Each line of the records below that contains "Configuratiescherm" needs to be copied.

-.-.-

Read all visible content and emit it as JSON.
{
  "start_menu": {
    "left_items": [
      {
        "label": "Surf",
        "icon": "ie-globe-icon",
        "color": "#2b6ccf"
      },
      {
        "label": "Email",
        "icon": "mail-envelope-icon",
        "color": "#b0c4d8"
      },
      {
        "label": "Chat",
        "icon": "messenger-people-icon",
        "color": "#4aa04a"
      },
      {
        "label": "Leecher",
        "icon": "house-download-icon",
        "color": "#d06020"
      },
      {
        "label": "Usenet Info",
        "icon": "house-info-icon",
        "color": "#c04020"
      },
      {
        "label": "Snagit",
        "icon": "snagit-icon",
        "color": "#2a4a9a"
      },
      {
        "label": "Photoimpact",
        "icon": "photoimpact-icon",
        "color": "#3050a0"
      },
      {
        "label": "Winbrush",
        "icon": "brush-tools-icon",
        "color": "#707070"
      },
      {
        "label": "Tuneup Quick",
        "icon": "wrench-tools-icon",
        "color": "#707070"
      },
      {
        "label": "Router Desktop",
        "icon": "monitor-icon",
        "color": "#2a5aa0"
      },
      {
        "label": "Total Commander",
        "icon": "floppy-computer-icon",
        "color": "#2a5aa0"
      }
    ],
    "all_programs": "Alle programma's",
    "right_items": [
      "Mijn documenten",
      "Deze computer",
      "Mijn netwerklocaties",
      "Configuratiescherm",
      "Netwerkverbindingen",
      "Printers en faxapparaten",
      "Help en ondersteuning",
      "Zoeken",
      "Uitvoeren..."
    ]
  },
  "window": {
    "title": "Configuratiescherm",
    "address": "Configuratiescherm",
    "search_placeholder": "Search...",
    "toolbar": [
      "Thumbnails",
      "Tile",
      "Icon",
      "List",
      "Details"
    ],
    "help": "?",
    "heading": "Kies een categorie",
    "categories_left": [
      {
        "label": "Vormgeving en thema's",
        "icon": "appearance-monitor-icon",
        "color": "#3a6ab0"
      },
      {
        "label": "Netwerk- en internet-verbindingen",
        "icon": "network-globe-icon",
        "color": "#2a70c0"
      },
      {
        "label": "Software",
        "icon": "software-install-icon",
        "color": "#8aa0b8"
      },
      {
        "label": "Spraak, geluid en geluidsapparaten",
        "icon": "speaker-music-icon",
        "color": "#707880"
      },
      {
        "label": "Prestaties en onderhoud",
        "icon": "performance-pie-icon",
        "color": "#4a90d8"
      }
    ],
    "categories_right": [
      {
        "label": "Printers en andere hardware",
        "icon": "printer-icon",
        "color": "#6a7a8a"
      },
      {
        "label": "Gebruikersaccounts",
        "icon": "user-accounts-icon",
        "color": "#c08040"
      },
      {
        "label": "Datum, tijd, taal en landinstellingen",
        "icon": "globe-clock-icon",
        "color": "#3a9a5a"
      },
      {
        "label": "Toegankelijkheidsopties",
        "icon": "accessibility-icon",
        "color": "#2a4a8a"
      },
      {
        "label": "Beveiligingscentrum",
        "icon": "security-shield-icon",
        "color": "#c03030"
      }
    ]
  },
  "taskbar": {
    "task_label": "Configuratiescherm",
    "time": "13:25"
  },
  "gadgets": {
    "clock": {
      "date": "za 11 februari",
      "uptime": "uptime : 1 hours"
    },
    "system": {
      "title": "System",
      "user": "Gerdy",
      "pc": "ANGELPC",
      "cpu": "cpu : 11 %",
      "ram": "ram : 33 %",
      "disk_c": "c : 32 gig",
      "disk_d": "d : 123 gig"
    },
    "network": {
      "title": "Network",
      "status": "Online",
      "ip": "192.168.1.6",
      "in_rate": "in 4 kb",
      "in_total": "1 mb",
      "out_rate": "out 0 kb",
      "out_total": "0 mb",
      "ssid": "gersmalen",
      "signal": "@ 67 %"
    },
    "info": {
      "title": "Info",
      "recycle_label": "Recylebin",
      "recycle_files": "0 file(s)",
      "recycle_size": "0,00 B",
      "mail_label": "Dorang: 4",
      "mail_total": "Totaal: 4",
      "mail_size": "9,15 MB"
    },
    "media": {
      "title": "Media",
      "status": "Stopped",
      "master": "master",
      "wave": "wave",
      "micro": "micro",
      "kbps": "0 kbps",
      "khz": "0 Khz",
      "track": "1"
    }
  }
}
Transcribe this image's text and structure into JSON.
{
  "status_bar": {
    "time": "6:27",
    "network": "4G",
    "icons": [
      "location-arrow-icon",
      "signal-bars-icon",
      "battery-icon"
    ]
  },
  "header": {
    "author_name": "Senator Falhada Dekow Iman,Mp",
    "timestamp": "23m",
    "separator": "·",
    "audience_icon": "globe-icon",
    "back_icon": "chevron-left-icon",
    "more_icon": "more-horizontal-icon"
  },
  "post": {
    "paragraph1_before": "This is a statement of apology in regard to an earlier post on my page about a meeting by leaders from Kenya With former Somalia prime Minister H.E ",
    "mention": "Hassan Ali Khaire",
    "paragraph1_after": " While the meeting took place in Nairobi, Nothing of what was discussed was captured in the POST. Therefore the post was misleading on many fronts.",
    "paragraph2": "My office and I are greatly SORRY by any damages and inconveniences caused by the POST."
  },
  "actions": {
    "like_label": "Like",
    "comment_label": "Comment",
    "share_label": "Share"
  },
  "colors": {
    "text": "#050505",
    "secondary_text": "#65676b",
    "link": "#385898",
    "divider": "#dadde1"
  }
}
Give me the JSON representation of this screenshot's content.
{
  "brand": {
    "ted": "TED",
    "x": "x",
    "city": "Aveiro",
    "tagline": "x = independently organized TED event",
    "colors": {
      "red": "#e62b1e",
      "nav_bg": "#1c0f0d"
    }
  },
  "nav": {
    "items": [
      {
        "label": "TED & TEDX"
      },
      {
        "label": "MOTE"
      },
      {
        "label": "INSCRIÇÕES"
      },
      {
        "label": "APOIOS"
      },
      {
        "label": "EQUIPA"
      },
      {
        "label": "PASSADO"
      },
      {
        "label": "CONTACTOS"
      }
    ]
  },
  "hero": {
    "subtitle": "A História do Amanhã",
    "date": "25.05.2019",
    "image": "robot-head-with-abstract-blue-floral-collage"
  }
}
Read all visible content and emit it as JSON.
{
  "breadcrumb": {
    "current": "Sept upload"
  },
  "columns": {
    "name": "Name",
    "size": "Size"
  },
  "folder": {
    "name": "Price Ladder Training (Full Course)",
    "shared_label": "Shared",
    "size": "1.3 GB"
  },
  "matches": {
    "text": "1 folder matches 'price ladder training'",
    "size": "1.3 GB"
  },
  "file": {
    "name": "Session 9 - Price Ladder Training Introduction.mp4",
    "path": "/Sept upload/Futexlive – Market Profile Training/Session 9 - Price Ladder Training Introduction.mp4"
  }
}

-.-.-

▸ **Task result**
      "Configuratiescherm",
    "title": "Configuratiescherm",
    "address": "Configuratiescherm",
    "task_label": "Configuratiescherm",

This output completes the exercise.